Lawmakers say a Pickens County woman shouldn’t have been arrested for failing to return a rented video nine years ago to a store no longer in business.
And the chairman of the House Judiciary Committee says he will look into whether lawmakers can do anything to prohibit arrests of people charged with crimes no longer on the books on behalf of companies no longer in business.
“I’m not sure why those warrants weren’t pulled anyway,” said Senate Judiciary Chairman Larry Martin of Pickens.
“As a practical matter, when the law changes and the statute on which the warrant is drawn is repealed, and certainly when the business is no longer in business, it seems to me you just pull the warrant.”
Kayla Michelle Finley was charged last week with the misdemeanor of petty larceny in relation to a missing video tape of the movie “Monster-In-Law,” according to the Pickens County Sheriff’s Office. She was arrested after she had appeared at the law enforcement center to report an unrelated complaint and a records check brought up the warrant, issued in 2005, authorities said.

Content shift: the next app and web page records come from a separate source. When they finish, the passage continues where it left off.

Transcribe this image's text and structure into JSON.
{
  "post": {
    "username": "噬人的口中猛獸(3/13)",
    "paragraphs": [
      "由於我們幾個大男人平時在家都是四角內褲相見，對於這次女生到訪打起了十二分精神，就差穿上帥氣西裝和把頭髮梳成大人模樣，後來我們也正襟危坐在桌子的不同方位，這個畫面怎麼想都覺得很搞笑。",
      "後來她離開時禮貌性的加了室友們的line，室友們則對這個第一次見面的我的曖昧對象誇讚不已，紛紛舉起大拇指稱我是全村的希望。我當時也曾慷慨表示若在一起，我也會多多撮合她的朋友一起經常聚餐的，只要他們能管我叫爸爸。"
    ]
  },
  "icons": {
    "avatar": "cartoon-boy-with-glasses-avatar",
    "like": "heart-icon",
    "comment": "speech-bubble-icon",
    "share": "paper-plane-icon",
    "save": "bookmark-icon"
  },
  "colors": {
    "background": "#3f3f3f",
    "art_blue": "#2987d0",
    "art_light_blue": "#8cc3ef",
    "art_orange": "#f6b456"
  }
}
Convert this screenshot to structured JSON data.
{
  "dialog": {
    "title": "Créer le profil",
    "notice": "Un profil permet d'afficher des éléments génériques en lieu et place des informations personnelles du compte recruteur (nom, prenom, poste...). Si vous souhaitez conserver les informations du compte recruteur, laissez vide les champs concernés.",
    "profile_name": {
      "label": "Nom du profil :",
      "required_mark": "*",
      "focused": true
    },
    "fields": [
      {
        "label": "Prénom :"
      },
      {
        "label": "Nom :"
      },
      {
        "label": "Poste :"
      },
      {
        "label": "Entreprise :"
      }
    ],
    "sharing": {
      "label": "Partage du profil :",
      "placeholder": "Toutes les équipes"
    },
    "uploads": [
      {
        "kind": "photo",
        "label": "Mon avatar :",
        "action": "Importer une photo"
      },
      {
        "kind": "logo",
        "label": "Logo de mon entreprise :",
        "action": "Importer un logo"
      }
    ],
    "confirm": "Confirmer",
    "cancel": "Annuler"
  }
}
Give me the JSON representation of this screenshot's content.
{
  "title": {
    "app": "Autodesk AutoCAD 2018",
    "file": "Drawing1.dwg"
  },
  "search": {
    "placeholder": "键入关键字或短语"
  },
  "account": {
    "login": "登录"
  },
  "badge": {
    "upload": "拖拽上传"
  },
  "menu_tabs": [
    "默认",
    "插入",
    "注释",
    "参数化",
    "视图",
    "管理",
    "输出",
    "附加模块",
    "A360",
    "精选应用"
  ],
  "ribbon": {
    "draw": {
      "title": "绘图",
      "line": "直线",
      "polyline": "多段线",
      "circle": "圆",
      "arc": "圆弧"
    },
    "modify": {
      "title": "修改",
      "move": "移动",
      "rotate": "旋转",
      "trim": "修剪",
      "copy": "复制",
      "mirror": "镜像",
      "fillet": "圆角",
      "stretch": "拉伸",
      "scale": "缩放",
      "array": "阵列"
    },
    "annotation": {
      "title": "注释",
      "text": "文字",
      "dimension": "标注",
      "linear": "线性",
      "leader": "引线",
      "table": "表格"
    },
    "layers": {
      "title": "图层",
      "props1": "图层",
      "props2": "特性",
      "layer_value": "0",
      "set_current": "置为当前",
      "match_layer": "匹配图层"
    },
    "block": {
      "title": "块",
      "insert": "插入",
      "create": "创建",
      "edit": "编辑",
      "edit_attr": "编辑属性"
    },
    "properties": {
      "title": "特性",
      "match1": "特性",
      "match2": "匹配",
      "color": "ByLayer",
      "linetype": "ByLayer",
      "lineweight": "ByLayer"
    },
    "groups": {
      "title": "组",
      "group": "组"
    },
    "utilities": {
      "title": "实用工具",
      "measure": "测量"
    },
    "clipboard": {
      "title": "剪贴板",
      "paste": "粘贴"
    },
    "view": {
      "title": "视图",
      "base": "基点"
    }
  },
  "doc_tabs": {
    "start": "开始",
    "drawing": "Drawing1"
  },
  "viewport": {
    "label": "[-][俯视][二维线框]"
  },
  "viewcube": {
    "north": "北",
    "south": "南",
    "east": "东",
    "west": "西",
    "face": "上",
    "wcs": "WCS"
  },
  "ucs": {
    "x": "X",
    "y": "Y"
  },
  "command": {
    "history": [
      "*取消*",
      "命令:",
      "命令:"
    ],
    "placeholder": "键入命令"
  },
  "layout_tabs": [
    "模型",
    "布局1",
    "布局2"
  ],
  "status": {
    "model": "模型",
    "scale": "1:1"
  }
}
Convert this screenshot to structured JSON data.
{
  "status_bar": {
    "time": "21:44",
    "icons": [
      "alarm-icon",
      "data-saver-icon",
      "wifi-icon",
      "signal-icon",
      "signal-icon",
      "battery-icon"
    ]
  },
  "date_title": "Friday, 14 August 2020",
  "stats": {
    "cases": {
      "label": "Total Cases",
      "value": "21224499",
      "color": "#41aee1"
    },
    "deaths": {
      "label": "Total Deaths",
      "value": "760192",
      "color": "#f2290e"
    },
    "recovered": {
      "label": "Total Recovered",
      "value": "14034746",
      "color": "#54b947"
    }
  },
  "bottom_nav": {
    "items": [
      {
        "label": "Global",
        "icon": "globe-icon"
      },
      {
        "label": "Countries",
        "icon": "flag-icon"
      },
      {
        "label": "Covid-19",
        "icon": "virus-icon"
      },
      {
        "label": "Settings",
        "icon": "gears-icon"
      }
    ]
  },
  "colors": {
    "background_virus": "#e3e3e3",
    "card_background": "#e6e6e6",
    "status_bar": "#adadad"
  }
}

She was jailed and released on a $2,000 personal recognizance bond, authorities said. The store that rented her the video and sought her arrest, Dalton Videos, is no longer in business.
Creed Hashe, chief deputy for the Pickens County Sheriff’s Office, told The Greenville News that according to judges in Pickens County, it was appropriate to arrest Finley because the activity alleged in the warrant is still illegal even if the offense under which she was charged has been repealed.
“According to the judge here, she would be still held to what the law was at that time,” he said. “If you commit an act at that time that is determined to be illegal, then you are still held accountable for what happened at that time.”
Hashe said the Sheriff’s Office didn’t investigate the case. The warrant, he said, was taken out by the business, a practice that he said Pickens County judges no longer allow. He said he doesn’t know if other outstanding warrants exist that were taken out by the same video store.
Rep. Todd Rutherford, a Columbia lawyer and leader of House Democrats, said someone should have “caught” the warrant before Finley was arrested. He said South Carolina also needs a statute of limitation on old charges.
“Given the age of the warrant, whoever served it on her should have said, ‘Let me look into this,’” he said.
Rutherford said he believes deputies in Richland County would have simply issued a courtesy summons, giving the person a court date at which any representative of the business could appear and avoiding any jail or bond.
“A statute of limitations, a courtesy summons and not giving a $2,000 bond would have fixed most of these situations,” he said.
Since the store was closed, Rutherford said, Finley should have been issued a summons and taken before a judge who he said would have dismissed the charge.
Rep. Greg Delleney, chairman of the House Judiciary Committee, said doing something legislatively to prevent people from being arrested for crimes no longer on the books “is certainly something we would take a look at.”
He said it wasn’t the first time “something like this has happened.”
“It seems to me she would have a civil remedy,” he said of Finley. “They did have a choice. The sheriff’s department could have examined the warrant to see what it was, to see if the law was still in existence. And then if it wasn’t, they didn’t have to serve the warrant.”
Martin said video rental businesses succeeded in getting a law passed decades ago to make keeping videos a separate crime.
But he said that crime was repealed in 2010 when the Legislature passed a sentencing reform bill that cleaned up antiquated statutes.
Today, he said, if someone were to fail to return a video or similarly valued rental item, they could still be charged with a crime but it would be under a general leasing statute. And he said the economics of it would discourage businesses from trying.
“Let’s put it like this, today nobody could practically do that because it would cost a business owner more to actually get the warrant than it would to get his property back,” he said.
He also noted that few video rental stores exist any more.
Martin said he thinks the charge against Finley will be dismissed since the business is no longer in operation.
Martin said he is surprised that anyone was charged under the offense. He said the business owner signed a group of warrants at the time “because it did represent a significant amount of money to him.”
The arrest warrant states that Finley had been sent notification of the delinquency in the form of a certified letter in September 2005.
The exact value of the movie wasn’t identified in the warrant, except that its value was less than $1,000.
Finley’s court date is set for March 10, according to Pickens County court records.
Attempts to reach Finley by The Greenville News have been unsuccessful.